FAQs about Piracy and SCI's response

Apr 16, 2009

Responding to Piracy

Douglas B. Stevenson
Director, Center for Seafarers’ Rights
The Seamen’s Church Institute

The Seamen’s Church Institute is North America’s largest and most comprehensive mariners’ service agency. The Institute’s Center for Seafarers’ Rights upholds the Institute’s historic mission of advocating for the rights of the world’s seafarers. Since 1834, the Institute has sought to promote merchant mariners’ dignity, well-being, and professional training.

Piracy represents a crime against humanity. It is condemned by the international community of nations, and any nation has jurisdiction to bring pirates to justice.

International law defines piracy as any illegal act of violence or detention or any act of depredation committed for private ends by persons on a private ship against persons or property on another ship on the high seas.

In the early 1990s, the Seamen’s Church Institute became very involved when piracy was a big problem in the Malacca Straits and South America. In May 1995, SCI’s Center for Seafarers’ Rights convened a high-level roundtable on piracy that assessed the problem worldwide, exchanged views on how to deal with piracy, and made recommendations on actions to reduce the scourge of piracy.

The International Maritime Organization used the results of SCI’s Piracy Round Table in developing international guidelines for governments and ships to prevent and suppress acts of piracy and armed robbery against ships.

Recently, pirate attacks have increased in the waters off the coast of Somalia, largely because of failed local government attempts to curtail it. In 2008, at least 293 pirate attacks occurred worldwide; 49 vessels were hijacked, 46 other vessels were fired upon, 889 seafarers were taken hostage, 32 seafarers were injured, 11 seafarers were killed, and 21 seafarers missing and presumed dead. 111 of the 2008 pirate attacks occurred off the coast of Somalia.

High-profile cases in 2008, including pirates highjacking ships carrying relief supplies to East Africa, a supertanker laden with $100 million cargo of crude oil, and a ship carrying tanks and other weapons, prompted the United Nations to adopt four Security Council Resolutions to respond to Somali pirates. The resolutions did not, however, address the effects of piracy on seafarer victims.

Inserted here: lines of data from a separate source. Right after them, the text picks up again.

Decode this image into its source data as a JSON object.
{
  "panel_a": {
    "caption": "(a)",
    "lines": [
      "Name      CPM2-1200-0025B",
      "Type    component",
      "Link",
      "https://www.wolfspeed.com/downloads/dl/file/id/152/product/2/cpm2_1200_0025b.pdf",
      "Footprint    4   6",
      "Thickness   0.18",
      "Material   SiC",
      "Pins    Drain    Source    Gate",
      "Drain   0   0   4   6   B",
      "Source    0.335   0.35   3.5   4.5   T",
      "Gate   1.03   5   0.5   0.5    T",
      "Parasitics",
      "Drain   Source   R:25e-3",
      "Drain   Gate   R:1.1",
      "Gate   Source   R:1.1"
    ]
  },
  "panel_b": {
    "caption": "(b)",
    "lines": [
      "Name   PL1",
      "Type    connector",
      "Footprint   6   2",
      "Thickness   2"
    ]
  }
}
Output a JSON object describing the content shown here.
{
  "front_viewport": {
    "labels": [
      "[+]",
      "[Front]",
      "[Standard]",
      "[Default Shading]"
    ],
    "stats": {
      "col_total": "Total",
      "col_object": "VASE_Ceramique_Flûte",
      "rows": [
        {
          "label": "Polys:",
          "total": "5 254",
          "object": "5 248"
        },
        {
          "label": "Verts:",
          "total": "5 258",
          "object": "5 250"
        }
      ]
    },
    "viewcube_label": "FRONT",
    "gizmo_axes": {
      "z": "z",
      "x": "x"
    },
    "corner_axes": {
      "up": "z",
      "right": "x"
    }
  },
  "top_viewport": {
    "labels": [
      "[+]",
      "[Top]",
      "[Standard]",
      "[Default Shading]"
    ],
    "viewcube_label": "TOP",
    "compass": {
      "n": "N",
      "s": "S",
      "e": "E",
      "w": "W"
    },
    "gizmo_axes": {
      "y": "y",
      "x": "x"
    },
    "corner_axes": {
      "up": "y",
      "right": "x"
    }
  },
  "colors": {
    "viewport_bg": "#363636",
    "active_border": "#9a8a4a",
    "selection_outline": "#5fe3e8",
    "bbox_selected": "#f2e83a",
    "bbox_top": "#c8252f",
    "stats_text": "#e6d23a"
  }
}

SCI is concerned that the effects of pirate attacks on seafarer victims and their families is not well known and that few resources exist to care for piracy victims. Some shipping companies provide resources for their seafarers who have been victims of piracy, but effectiveness of the care is unmeasured and no guidelines exist for caring for seafarers post-attack. For example, some shipowners make counseling available to seafarers, but will seafarers voluntarily agree to counseling?

SCI is working with the International Christian Maritime Association in calling for more attention to be made to the effects of piracy on seafarers, specifically:

  1. Undertake a comprehensive study on the effects of piracy on its victims
  2. Develop international guidelines on caring for victims of piracy
  3. Establish a resource and assistance center for piracy victims and shipowners

RESOLUTION

ADOPTED BY THE INTERNATIONAL CHRISTIAN MARITIME ASSOCIATION MEETING IN HONG KONG, CHINA, ON 29 OCTOBER 2008

The International Christian Maritime Association,

Alarmed by the recent incidents of attacks upon and hijacking of vessels at sea off the coast of Somalia that highlight the threat that acts of piracy and armed robbery against vessels pose to seafarers and fishers there and in other parts of the world,

Deeply concerned for the grave danger that acts of piracy and armed robbery pose to seafarers and fishers and the long-term effects that they have on victims of such attacks and their families,

Lamenting that seafarer and fisher victims of acts of piracy and armed robbery and their families are often left without appropriate care, including counseling, after the attacks,

  1. Deplores all acts of piracy and armed robbery against seafarers and fishers;
  2. Urges all States to cooperate with each other, with relevant international organizations, and with the maritime industry to coordinate their efforts to deter acts of piracy and armed robbery against seafarers and fishers;
  3. Urges the International Maritime Organization and the International Labour Organization to develop guidelines for shipowners on caring for seafarer and fisher victims of piracy and armed robbery at sea;
  4. Calls upon all States and interested organizations, including the International Maritime Organization, the International Labour Organization and maritime industry organizations, to work together to establish a resource center for shipowners, seafarers, and fishers on the availability of specialized counseling, medical care and other appropriate services for victims of piracy and armed robbery at sea;
  5. Pledges the cooperation and assistance of the International Christian Maritime Association in providing care and assistance to seafarer and fisher victims of piracy and armed robbery at sea and in accomplishing the above initiatives.

To learn more about the work of SCI and its fight against the scourge of piracy, visit www.seamenschurch.org.